The swivel connects to the kelly, which is usually either a square or hexagonal-sided pipe of about 43 feet long, that transmits the torque from the rotary table on the rig floor to the drill string causing the bit to turn and make hole. Drill pipe sections are connected to the kelly one at a time allowing the bit to work deeper and deeper in the hole.
The drill collar is a heavy-walled pipe which connects the drill bit to the drillpipe. Its weight puts pressure on the bit to keep it working at the bottom of the hole.
The drill bit is the primary downhole tool, cutting up formation as it rotates. Diamond bits are used for hard formations. However, tri-coned steel-teethed bits are most commonly used today.
Sometimes, geologists inspect the cuttings that are circulated to surface to identify and confirm the formation that is currently being drilled.
At various and defined intervals, the well may be logged by wireline service companies. Why is this done? Well logging tells the industry experts the formations they are in, the fluids present within the formation (including oil!) and the quality of the cement job. In some drilling operations, wells are logged as they are being drilled using sophisticated tools which continuously transmit vital downhole information to surface without having to cease hole-making.
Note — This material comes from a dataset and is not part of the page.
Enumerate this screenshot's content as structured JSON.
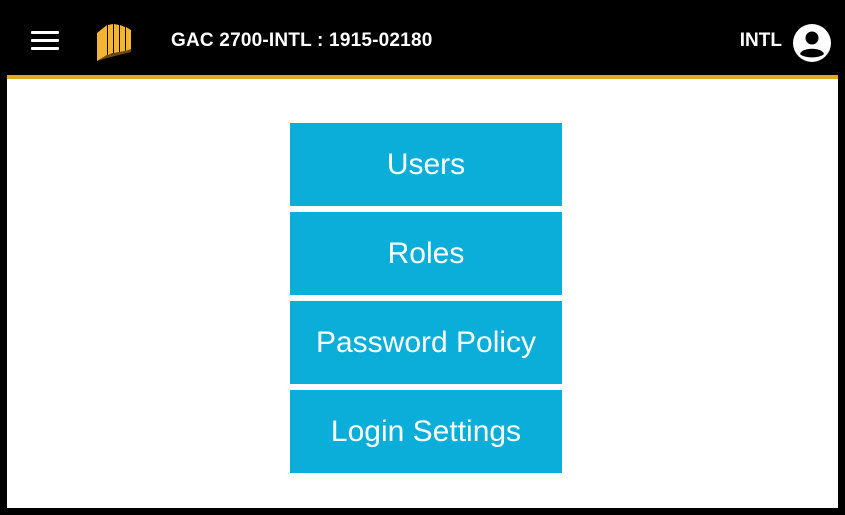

Metal pipe called surface casing is inserted into the well once the drillpipe is removed, and is cemented to the earth by cementing service companies. Cement is pumped and circulated within the well to permanently affix the pipe to the earth. This provides support, and limits communication between the surface and the subsurface to just that space inside of the pipe.
Subsequent drilling punctures the bottom of the recently placed cement sheath and continues down to the objective depth. To drill deeper, the rig crew performs the seemingly routine act of ceasing rotary table rotation and mud circulation, lifting the drill string, setting it on slips at the rig floor, breaking the joint between the kelly and the topmost drillpipe with tongs, screwing on an additional length of drillpipe at the kelly, lifting the string again, removing the slips, lowering the string downhole, and reestablishing mud circulation and rotary table rotation.
Intermediate casing might be run in hole and cemented, too, depending on well design criteria and formation characteristics. When the total depth is reached a final cement job is conducted to either plug the well back up because no significant hydrocarbon was found, or to secure the production casing string in place for future completion and production.
The drilling contractor rigs down and moves off of the drilling location and heads on to the next assignment.